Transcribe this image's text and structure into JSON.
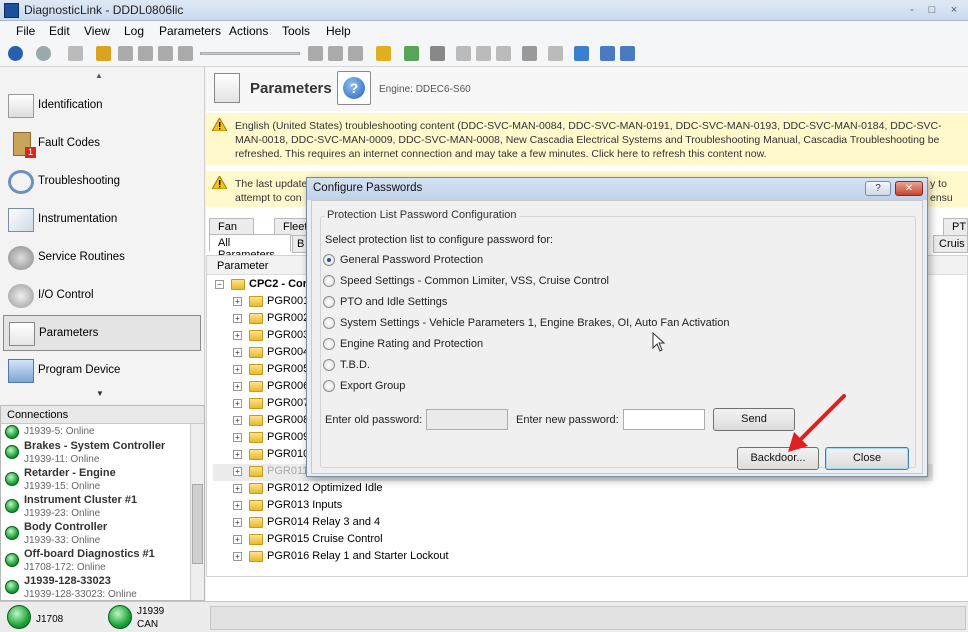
{
  "window": {
    "title": "DiagnosticLink - DDDL0806lic",
    "controls": [
      "-",
      "□",
      "×"
    ]
  },
  "menu": [
    "File",
    "Edit",
    "View",
    "Log",
    "Parameters",
    "Actions",
    "Tools",
    "Help"
  ],
  "sidebar": {
    "items": [
      {
        "label": "Identification",
        "icon": "identification-icon"
      },
      {
        "label": "Fault Codes",
        "icon": "fault-codes-icon",
        "badge": "1"
      },
      {
        "label": "Troubleshooting",
        "icon": "stethoscope-icon"
      },
      {
        "label": "Instrumentation",
        "icon": "gauge-icon"
      },
      {
        "label": "Service Routines",
        "icon": "gears-icon"
      },
      {
        "label": "I/O Control",
        "icon": "io-control-icon"
      },
      {
        "label": "Parameters",
        "icon": "parameters-icon",
        "selected": true
      },
      {
        "label": "Program Device",
        "icon": "program-device-icon"
      }
    ]
  },
  "connections": {
    "header": "Connections",
    "items": [
      {
        "name": "",
        "sub": "J1939-5: Online"
      },
      {
        "name": "Brakes - System Controller",
        "sub": "J1939-11: Online"
      },
      {
        "name": "Retarder - Engine",
        "sub": "J1939-15: Online"
      },
      {
        "name": "Instrument Cluster #1",
        "sub": "J1939-23: Online"
      },
      {
        "name": "Body Controller",
        "sub": "J1939-33: Online"
      },
      {
        "name": "Off-board Diagnostics #1",
        "sub": "J1708-172: Online"
      },
      {
        "name": "J1939-128-33023",
        "sub": "J1939-128-33023: Online"
      }
    ]
  },
  "statusbar": {
    "j1708": "J1708",
    "j1939": "J1939",
    "can": "CAN"
  },
  "main": {
    "title": "Parameters",
    "engine": "Engine: DDEC6-S60",
    "notice1": "English (United States) troubleshooting content (DDC-SVC-MAN-0084, DDC-SVC-MAN-0191, DDC-SVC-MAN-0193, DDC-SVC-MAN-0184, DDC-SVC-MAN-0018, DDC-SVC-MAN-0009, DDC-SVC-MAN-0008, New Cascadia Electrical Systems and Troubleshooting Manual, Cascadia Troubleshooting be refreshed. This requires an internet connection and may take a few minutes. Click here to refresh this content now.",
    "notice2_line1": "The last update",
    "notice2_line2": "attempt to con",
    "notice2_tail": "y to ensu",
    "tabs_row1": [
      "Fan",
      "Fleet",
      "PT"
    ],
    "tabs_row2": [
      "All Parameters",
      "B",
      "Cruis"
    ],
    "column_parameter": "Parameter",
    "tree": [
      {
        "label": "CPC2 - Con",
        "root": true
      },
      {
        "label": "PGR001"
      },
      {
        "label": "PGR002"
      },
      {
        "label": "PGR003"
      },
      {
        "label": "PGR004"
      },
      {
        "label": "PGR005"
      },
      {
        "label": "PGR006"
      },
      {
        "label": "PGR007"
      },
      {
        "label": "PGR008"
      },
      {
        "label": "PGR009"
      },
      {
        "label": "PGR010"
      },
      {
        "label": "PGR011",
        "grayed": true
      },
      {
        "label": "PGR012 Optimized Idle"
      },
      {
        "label": "PGR013 Inputs"
      },
      {
        "label": "PGR014 Relay 3 and 4"
      },
      {
        "label": "PGR015 Cruise Control"
      },
      {
        "label": "PGR016 Relay 1 and Starter Lockout"
      }
    ]
  },
  "dialog": {
    "title": "Configure Passwords",
    "help_btn": "?",
    "close_btn": "✕",
    "group_label": "Protection List Password Configuration",
    "prompt": "Select protection list to configure password for:",
    "options": [
      {
        "label": "General Password Protection",
        "checked": true
      },
      {
        "label": "Speed Settings - Common Limiter, VSS, Cruise Control",
        "checked": false
      },
      {
        "label": "PTO and Idle Settings",
        "checked": false
      },
      {
        "label": "System Settings - Vehicle Parameters 1, Engine Brakes, OI, Auto Fan Activation",
        "checked": false
      },
      {
        "label": "Engine Rating and Protection",
        "checked": false
      },
      {
        "label": "T.B.D.",
        "checked": false
      },
      {
        "label": "Export Group",
        "checked": false
      }
    ],
    "old_password_label": "Enter old password:",
    "old_password_value": "",
    "new_password_label": "Enter new password:",
    "new_password_value": "",
    "send": "Send",
    "backdoor": "Backdoor...",
    "close": "Close"
  },
  "colors": {
    "notice_bg": "#fff9cc",
    "annotation_arrow": "#e02020",
    "led_green": "#1ea43a"
  }
}
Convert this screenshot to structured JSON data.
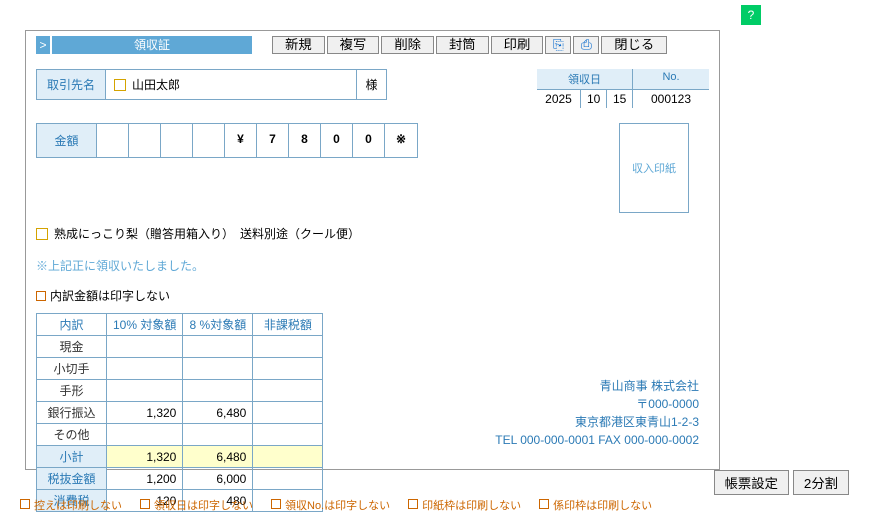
{
  "help": "?",
  "title": "領収証",
  "title_arrow": ">",
  "toolbar": {
    "new": "新規",
    "copy": "複写",
    "delete": "削除",
    "envelope": "封筒",
    "print": "印刷",
    "icon1": "⎘",
    "icon2": "⎙",
    "close": "閉じる"
  },
  "client": {
    "label": "取引先名",
    "name": "山田太郎",
    "sama": "様"
  },
  "date": {
    "hdr": "領収日",
    "y": "2025",
    "m": "10",
    "d": "15",
    "no_hdr": "No.",
    "no": "000123"
  },
  "amount": {
    "label": "金額",
    "d0": "",
    "d1": "",
    "d2": "",
    "d3": "",
    "d4": "¥",
    "d5": "7",
    "d6": "8",
    "d7": "0",
    "d8": "0",
    "d9": "※"
  },
  "stamp": "収入印紙",
  "desc": "熟成にっこり梨（贈答用箱入り）　送料別途（クール便）",
  "note": "※上記正に領収いたしました。",
  "chk1": "内訳金額は印字しない",
  "tbl": {
    "h0": "内訳",
    "h1": "10% 対象額",
    "h2": "8 %対象額",
    "h3": "非課税額",
    "r1": "現金",
    "r2": "小切手",
    "r3": "手形",
    "r4": "銀行振込",
    "r5": "その他",
    "r6": "小計",
    "r7": "税抜金額",
    "r8": "消費税",
    "v4_1": "1,320",
    "v4_2": "6,480",
    "v6_1": "1,320",
    "v6_2": "6,480",
    "v7_1": "1,200",
    "v7_2": "6,000",
    "v8_1": "120",
    "v8_2": "480"
  },
  "company": {
    "name": "青山商事 株式会社",
    "zip": "〒000-0000",
    "addr": "東京都港区東青山1-2-3",
    "tel": "TEL 000-000-0001 FAX 000-000-0002"
  },
  "opts": {
    "o1": "控えは印刷しない",
    "o2": "領収日は印字しない",
    "o3": "領収No.は印字しない",
    "o4": "印紙枠は印刷しない",
    "o5": "係印枠は印刷しない"
  },
  "bottom": {
    "settings": "帳票設定",
    "split": "2分割"
  }
}
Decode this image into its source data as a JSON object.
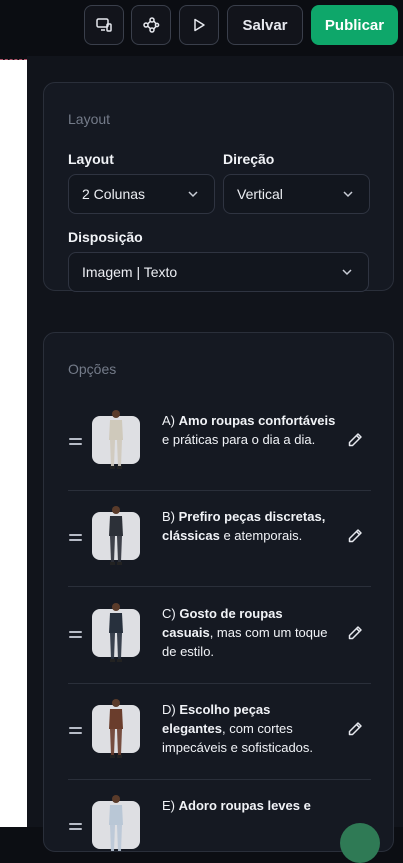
{
  "toolbar": {
    "icons": [
      "device-preview-icon",
      "flow-icon",
      "play-icon"
    ],
    "save_label": "Salvar",
    "publish_label": "Publicar"
  },
  "layout_card": {
    "title": "Layout",
    "layout": {
      "label": "Layout",
      "value": "2 Colunas"
    },
    "direction": {
      "label": "Direção",
      "value": "Vertical"
    },
    "disposition": {
      "label": "Disposição",
      "value": "Imagem | Texto"
    }
  },
  "options_card": {
    "title": "Opções",
    "items": [
      {
        "prefix": "A) ",
        "bold": "Amo roupas confortáveis",
        "rest": " e práticas para o dia a dia.",
        "outfit": "#cfc9bb"
      },
      {
        "prefix": "B) ",
        "bold": "Prefiro peças discretas, clássicas",
        "rest": " e atemporais.",
        "outfit": "#2c3038"
      },
      {
        "prefix": "C) ",
        "bold": "Gosto de roupas casuais",
        "rest": ", mas com um toque de estilo.",
        "outfit": "#27303d"
      },
      {
        "prefix": "D) ",
        "bold": "Escolho peças elegantes",
        "rest": ", com cortes impecáveis e sofisticados.",
        "outfit": "#6a3d2c"
      },
      {
        "prefix": "E) ",
        "bold": "Adoro roupas leves e",
        "rest": "",
        "outfit": "#b9c7d6"
      }
    ]
  }
}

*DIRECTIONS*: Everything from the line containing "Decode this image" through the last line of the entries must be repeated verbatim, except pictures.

*RESULT*:
Decode this image into its source data as a JSON object.
{
  "toolbar": {
    "icons": [
      "device-preview-icon",
      "flow-icon",
      "play-icon"
    ],
    "save_label": "Salvar",
    "publish_label": "Publicar"
  },
  "layout_card": {
    "title": "Layout",
    "layout": {
      "label": "Layout",
      "value": "2 Colunas"
    },
    "direction": {
      "label": "Direção",
      "value": "Vertical"
    },
    "disposition": {
      "label": "Disposição",
      "value": "Imagem | Texto"
    }
  },
  "options_card": {
    "title": "Opções",
    "items": [
      {
        "prefix": "A) ",
        "bold": "Amo roupas confortáveis",
        "rest": " e práticas para o dia a dia.",
        "outfit": "#cfc9bb"
      },
      {
        "prefix": "B) ",
        "bold": "Prefiro peças discretas, clássicas",
        "rest": " e atemporais.",
        "outfit": "#2c3038"
      },
      {
        "prefix": "C) ",
        "bold": "Gosto de roupas casuais",
        "rest": ", mas com um toque de estilo.",
        "outfit": "#27303d"
      },
      {
        "prefix": "D) ",
        "bold": "Escolho peças elegantes",
        "rest": ", com cortes impecáveis e sofisticados.",
        "outfit": "#6a3d2c"
      },
      {
        "prefix": "E) ",
        "bold": "Adoro roupas leves e",
        "rest": "",
        "outfit": "#b9c7d6"
      }
    ]
  }
}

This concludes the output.